AFTER months of debate and conjecture, this week’s meeting of Premier League clubs finally resolved that they definitely will come to a decision on how to finish this season’s football in England... Definitely.
Maybe unsurprisingly, in many respects it was reminiscent of UK PM Boris Johnson’s grand plan to return Britain to work, in that it was big on aspiration but a bit light on actual detail and in many cases contradictory.
It's not surprising that there is still confusion regarding the return to play. After all ‘Project Restart,’ the league’s framework to get the game back up and running, only came at the instigation of this Tory government's desire to see the 'nation's morale lifted by the return of football'.
To be fair to Project Restart, they have whittled their options down to two. The first sees them return to playing football, behind closed doors, come June. And the second option would see the league end now with the clubs' points total decided via a points-per-game formula based on an averaging out of the season’s results, a bit like the plan to resolve our Leaving Cert dilemma with a continuous assessment solution.
And like many students who will feel hard done for not having their chance to prove themselves by the big examination, so too the relegated sides of the Premier League will feel aggrieved at the idea of not having the opportunity to prove they had the wherewithal to save themselves on the field of play, rather than having their fate decided by the solution of an arithmetic equation.
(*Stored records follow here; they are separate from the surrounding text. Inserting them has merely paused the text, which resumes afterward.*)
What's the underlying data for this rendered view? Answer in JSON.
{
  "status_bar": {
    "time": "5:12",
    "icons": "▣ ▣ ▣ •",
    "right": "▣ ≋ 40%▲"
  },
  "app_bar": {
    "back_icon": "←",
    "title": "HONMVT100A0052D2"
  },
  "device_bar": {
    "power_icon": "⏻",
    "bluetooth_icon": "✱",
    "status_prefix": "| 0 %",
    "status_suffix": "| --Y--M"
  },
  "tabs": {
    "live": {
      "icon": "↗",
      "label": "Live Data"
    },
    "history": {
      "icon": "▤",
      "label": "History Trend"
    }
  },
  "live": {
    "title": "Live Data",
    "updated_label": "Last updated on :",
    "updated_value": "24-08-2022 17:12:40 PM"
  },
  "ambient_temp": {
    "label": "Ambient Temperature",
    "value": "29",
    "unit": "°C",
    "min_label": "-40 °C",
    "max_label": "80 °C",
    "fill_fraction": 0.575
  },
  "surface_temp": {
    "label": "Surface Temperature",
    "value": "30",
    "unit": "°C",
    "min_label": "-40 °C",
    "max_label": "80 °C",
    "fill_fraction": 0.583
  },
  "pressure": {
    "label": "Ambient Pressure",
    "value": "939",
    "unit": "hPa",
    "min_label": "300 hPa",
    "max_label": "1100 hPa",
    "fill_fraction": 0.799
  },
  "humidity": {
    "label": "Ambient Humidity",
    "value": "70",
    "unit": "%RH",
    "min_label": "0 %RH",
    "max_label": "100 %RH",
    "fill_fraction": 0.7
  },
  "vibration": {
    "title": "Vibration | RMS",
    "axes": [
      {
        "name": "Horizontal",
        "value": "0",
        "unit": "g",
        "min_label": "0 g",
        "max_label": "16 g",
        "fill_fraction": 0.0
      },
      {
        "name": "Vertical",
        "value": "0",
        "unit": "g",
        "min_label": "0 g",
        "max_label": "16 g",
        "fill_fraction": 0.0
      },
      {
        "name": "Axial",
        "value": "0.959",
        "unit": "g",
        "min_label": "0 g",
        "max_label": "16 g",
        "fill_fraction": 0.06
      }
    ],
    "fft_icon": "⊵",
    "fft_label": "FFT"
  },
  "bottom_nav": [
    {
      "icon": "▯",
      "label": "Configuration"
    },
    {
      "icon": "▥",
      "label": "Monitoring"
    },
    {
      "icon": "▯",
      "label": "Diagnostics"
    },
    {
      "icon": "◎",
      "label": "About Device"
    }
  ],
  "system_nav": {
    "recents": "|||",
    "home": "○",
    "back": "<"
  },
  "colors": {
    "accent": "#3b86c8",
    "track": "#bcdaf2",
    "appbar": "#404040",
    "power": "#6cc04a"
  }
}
This second solution does have the benefit of providing the ultimate social distancing and guarantee of player and staff safety. But it still will seem unfair to Bournemouth, Aston Villa, and Norwich who would find themselves relegated by a mathematical formula.
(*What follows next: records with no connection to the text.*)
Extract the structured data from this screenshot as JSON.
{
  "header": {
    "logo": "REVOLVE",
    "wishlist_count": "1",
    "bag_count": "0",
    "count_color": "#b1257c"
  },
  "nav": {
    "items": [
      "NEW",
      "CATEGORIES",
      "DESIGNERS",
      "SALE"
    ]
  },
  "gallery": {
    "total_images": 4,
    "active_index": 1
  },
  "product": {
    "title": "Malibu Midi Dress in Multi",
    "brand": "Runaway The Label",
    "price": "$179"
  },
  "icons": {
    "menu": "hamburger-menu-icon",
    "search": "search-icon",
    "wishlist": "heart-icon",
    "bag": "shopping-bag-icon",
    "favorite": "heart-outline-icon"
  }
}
Man United too would feel aggrieved as they would miss out on Champions League qualification without getting a chance to influence the outcome. But that also depends on Man City losing their appeal to not be banned from the Champions League by UEFA.
This approach of calling quits on the season was adopted in France, where PSG were named La Ligue champions after only 27 matches played. However, Amiens and Lyon have threatened further action as the former gets relegated and the latter misses out on the Champions League based on their season's 'performance index'. Something the Premier League relegation sides might consider if the decision goes against them.
Maybe more important to the league than all the other issues combined in the second solution is the £350m in TV revenue they would forgo from Sky and BT, should the league not complete the requisite number of live televised games.
It is for that financial reason that the most plausible solution is still seen to be the one that sees them finish the remaining matches behind closed doors.
Of course, the obvious problem with this is that it returns players to the field of play and in close proximity, while the pandemic still rages on in the European country that has suffered the most casualties from the coronavirus.
The initial proposition offered by the British government suggested that the teams would quarantine themselves and train as a group for two weeks before they return to playing live games in neutral venues. And in this case, Wolves became the first club to start testing their players for the virus before going into isolation.
However, clubs have a problem with this first solution too as many, especially relegation-threatened sides, are not enthused by the idea of losing home-field advantage in their battle for Premier League survival.
The elephant in the room for this solution remains the fact that while there is no vaccine for Covid-19 there remains the very real threat of infection for the footballers and their families. A point made rather strongly by Newcastle loanee, Danny Rose, who in a social media tirade left no one in doubt about how he felt about going back to action, "I don’t give a fuck about the nation’s morale. People’s lives are at risk, you know what I mean? Football shouldn’t even be spoken about coming back until the numbers have dropped massively. It’s bollicks." An opinion agreed to by Man City’s Raheem Sterling but not in as colourful language.
As the day for return draws nearer, one suspects that more players will disclose their disquiet and it has been echoed by some sides in Germany and Spain who are already well advanced in their planned return to play. With Eibar players most outspoken of a return to La Liga action in Spain, a country that lost up to 30,000 of its citizens to Covid-19.
It's hard to blame anyone who would have misgivings about going back to work, no matter what the job, while there is still no cure on the horizon for Covid-19. Saying that, players have to realise that many ordinary people, in far less comfortable positions than they find themselves, have had no choice but to return to work this week on packed bus and train commutes, while others never had the choice but to work on while the pandemic was raging at its most vicious.
In a fair world, no one should be asked to do something if they are in genuine fear for their or their family's health and well-being, no matter what the job. And one would hope that exceptions would be made to players with genuine fears and objections. Realistically, few if any player would deny their chance to get back playing unless for a serious reason.
The clubs meet again on Monday, in the hope of finding a solution. Good luck to anyone trying to square this pandemic circle.